INSTRUCTIONS TO FOLLOW | In the copy, include every record below exactly as it appears, but no pictures.

+++ EXCERPTED DATA +++

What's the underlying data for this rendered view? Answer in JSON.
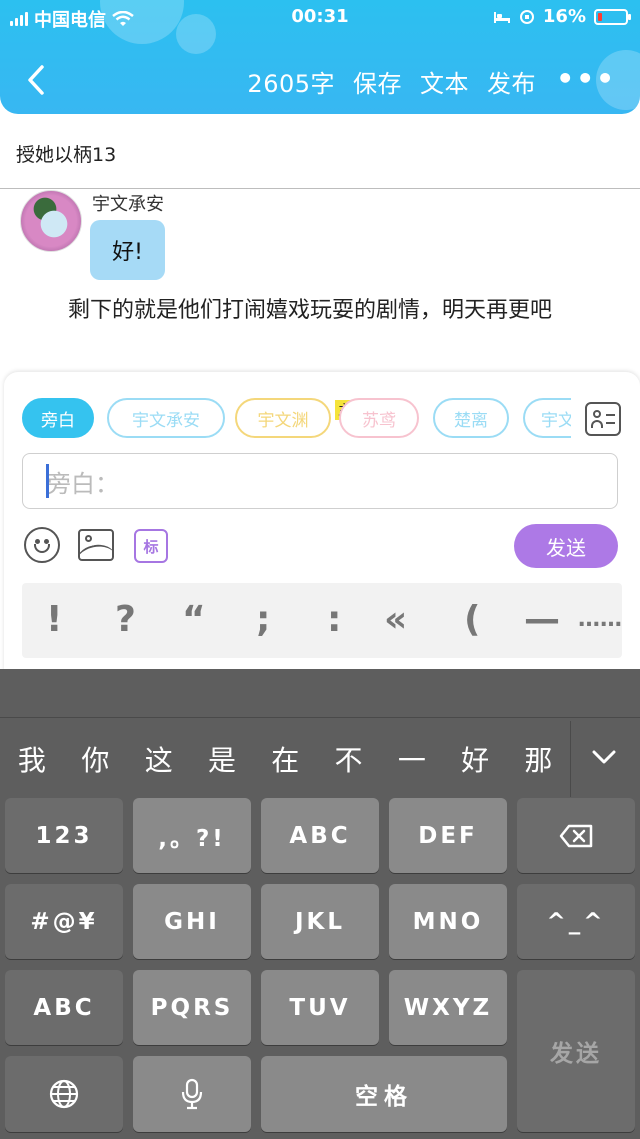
{
  "status_bar": {
    "carrier": "中国电信",
    "time": "00:31",
    "battery_percent": "16%",
    "battery_level": 0.16,
    "battery_color": "#ff3b30"
  },
  "nav": {
    "back_icon": "chevron-left-icon",
    "word_count": "2605字",
    "save_label": "保存",
    "text_label": "文本",
    "publish_label": "发布",
    "more_label": "•••"
  },
  "chapter": {
    "title": "授她以柄13"
  },
  "message": {
    "speaker": "宇文承安",
    "text": "好!"
  },
  "narration": "剩下的就是他们打闹嬉戏玩耍的剧情，明天再更吧",
  "compose": {
    "characters": [
      {
        "label": "旁白",
        "color": "#35c3ef",
        "active": true
      },
      {
        "label": "宇文承安",
        "color": "#9bdcf5",
        "active": false
      },
      {
        "label": "宇文渊",
        "color": "#f4d77b",
        "active": false
      },
      {
        "label": "苏鸢",
        "color": "#f7c3cf",
        "active": false
      },
      {
        "label": "楚离",
        "color": "#9bdcf5",
        "active": false
      },
      {
        "label": "宇文",
        "color": "#9bdcf5",
        "active": false
      }
    ],
    "main_badge": "主",
    "input_placeholder": "旁白：",
    "mark_label": "标",
    "send_label": "发送",
    "send_color": "#ad79e6",
    "punctuation": [
      "!",
      "?",
      "“",
      ";",
      ":",
      "«",
      "(",
      "—",
      "……"
    ]
  },
  "keyboard": {
    "candidates": [
      "我",
      "你",
      "这",
      "是",
      "在",
      "不",
      "一",
      "好",
      "那"
    ],
    "keys": {
      "num": "123",
      "punct": ",。?!",
      "abc": "ABC",
      "def": "DEF",
      "symbols": "#@¥",
      "ghi": "GHI",
      "jkl": "JKL",
      "mno": "MNO",
      "emoticon": "^_^",
      "abc_mode": "ABC",
      "pqrs": "PQRS",
      "tuv": "TUV",
      "wxyz": "WXYZ",
      "send": "发送",
      "space": "空格"
    }
  }
}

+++

EXERCISE OUTPUT |
What's the underlying data for this rendered view? Answer in JSON.
{
  "status_bar": {
    "carrier": "中国电信",
    "time": "00:31",
    "battery_percent": "16%",
    "battery_level": 0.16,
    "battery_color": "#ff3b30"
  },
  "nav": {
    "back_icon": "chevron-left-icon",
    "word_count": "2605字",
    "save_label": "保存",
    "text_label": "文本",
    "publish_label": "发布",
    "more_label": "•••"
  },
  "chapter": {
    "title": "授她以柄13"
  },
  "message": {
    "speaker": "宇文承安",
    "text": "好!"
  },
  "narration": "剩下的就是他们打闹嬉戏玩耍的剧情，明天再更吧",
  "compose": {
    "characters": [
      {
        "label": "旁白",
        "color": "#35c3ef",
        "active": true
      },
      {
        "label": "宇文承安",
        "color": "#9bdcf5",
        "active": false
      },
      {
        "label": "宇文渊",
        "color": "#f4d77b",
        "active": false
      },
      {
        "label": "苏鸢",
        "color": "#f7c3cf",
        "active": false
      },
      {
        "label": "楚离",
        "color": "#9bdcf5",
        "active": false
      },
      {
        "label": "宇文",
        "color": "#9bdcf5",
        "active": false
      }
    ],
    "main_badge": "主",
    "input_placeholder": "旁白：",
    "mark_label": "标",
    "send_label": "发送",
    "send_color": "#ad79e6",
    "punctuation": [
      "!",
      "?",
      "“",
      ";",
      ":",
      "«",
      "(",
      "—",
      "……"
    ]
  },
  "keyboard": {
    "candidates": [
      "我",
      "你",
      "这",
      "是",
      "在",
      "不",
      "一",
      "好",
      "那"
    ],
    "keys": {
      "num": "123",
      "punct": ",。?!",
      "abc": "ABC",
      "def": "DEF",
      "symbols": "#@¥",
      "ghi": "GHI",
      "jkl": "JKL",
      "mno": "MNO",
      "emoticon": "^_^",
      "abc_mode": "ABC",
      "pqrs": "PQRS",
      "tuv": "TUV",
      "wxyz": "WXYZ",
      "send": "发送",
      "space": "空格"
    }
  }
}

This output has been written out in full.